(Beginning of The records)

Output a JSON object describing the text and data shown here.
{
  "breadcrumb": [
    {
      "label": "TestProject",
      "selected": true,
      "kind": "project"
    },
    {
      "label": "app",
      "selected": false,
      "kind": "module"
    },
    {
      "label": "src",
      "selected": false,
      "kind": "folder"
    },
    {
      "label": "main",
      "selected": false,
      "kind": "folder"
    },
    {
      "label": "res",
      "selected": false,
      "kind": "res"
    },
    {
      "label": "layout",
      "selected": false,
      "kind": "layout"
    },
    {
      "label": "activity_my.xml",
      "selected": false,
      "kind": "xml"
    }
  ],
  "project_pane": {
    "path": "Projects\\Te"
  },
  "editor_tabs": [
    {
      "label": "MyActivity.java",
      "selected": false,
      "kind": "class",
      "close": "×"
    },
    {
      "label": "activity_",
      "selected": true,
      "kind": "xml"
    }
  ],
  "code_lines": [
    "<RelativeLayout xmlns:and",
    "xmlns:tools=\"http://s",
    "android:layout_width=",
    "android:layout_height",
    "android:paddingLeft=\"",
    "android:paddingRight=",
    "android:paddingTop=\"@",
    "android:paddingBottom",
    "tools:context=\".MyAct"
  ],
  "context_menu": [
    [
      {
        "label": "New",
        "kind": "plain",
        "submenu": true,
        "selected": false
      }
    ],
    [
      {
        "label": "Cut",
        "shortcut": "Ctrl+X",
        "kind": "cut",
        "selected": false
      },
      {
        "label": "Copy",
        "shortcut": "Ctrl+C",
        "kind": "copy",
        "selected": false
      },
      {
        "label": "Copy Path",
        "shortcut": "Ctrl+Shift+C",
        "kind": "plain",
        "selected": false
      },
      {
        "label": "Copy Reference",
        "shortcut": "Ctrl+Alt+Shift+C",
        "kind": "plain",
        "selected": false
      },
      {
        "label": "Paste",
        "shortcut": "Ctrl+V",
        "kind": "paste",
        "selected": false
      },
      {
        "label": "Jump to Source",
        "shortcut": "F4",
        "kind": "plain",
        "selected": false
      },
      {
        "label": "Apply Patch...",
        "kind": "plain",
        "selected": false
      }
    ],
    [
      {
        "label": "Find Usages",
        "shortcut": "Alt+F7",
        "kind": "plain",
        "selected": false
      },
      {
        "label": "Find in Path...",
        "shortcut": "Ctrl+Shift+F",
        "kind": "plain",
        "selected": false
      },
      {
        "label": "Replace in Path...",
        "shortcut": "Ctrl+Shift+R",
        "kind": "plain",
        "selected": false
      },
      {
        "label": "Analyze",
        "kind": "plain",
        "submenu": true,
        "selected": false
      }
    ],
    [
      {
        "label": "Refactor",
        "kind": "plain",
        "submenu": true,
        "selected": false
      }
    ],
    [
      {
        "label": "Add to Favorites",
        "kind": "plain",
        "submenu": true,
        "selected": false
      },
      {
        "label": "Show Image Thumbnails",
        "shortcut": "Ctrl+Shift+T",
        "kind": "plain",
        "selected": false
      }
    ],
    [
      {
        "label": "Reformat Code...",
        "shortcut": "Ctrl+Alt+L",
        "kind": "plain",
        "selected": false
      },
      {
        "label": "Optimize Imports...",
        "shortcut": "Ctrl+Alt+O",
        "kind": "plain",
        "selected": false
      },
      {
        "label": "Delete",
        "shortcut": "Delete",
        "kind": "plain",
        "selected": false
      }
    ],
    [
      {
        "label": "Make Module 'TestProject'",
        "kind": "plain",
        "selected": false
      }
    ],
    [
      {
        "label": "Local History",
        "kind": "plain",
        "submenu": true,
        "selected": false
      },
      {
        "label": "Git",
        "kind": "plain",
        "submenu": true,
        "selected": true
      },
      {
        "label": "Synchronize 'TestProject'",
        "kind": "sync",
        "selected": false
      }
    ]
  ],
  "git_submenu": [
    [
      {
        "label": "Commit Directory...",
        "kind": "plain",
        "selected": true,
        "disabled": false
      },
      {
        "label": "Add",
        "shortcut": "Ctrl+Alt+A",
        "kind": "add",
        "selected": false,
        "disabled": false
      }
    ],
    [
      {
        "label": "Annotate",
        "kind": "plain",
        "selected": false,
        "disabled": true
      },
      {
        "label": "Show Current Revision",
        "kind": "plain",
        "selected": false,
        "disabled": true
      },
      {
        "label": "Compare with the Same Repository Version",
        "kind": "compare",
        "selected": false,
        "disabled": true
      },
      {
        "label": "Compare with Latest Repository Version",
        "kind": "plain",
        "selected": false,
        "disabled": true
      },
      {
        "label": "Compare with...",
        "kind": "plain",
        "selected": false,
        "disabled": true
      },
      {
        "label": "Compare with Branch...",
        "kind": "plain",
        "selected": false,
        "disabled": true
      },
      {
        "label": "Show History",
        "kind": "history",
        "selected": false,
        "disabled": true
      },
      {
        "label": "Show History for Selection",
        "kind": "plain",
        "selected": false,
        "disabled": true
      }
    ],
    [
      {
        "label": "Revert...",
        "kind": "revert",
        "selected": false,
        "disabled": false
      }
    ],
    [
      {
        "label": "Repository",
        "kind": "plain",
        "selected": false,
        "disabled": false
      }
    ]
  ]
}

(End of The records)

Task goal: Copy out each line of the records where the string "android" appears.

Problem solution:
    "android:layout_width=",
    "android:layout_height",
    "android:paddingLeft=\"",
    "android:paddingRight=",
    "android:paddingTop=\"@",
    "android:paddingBottom",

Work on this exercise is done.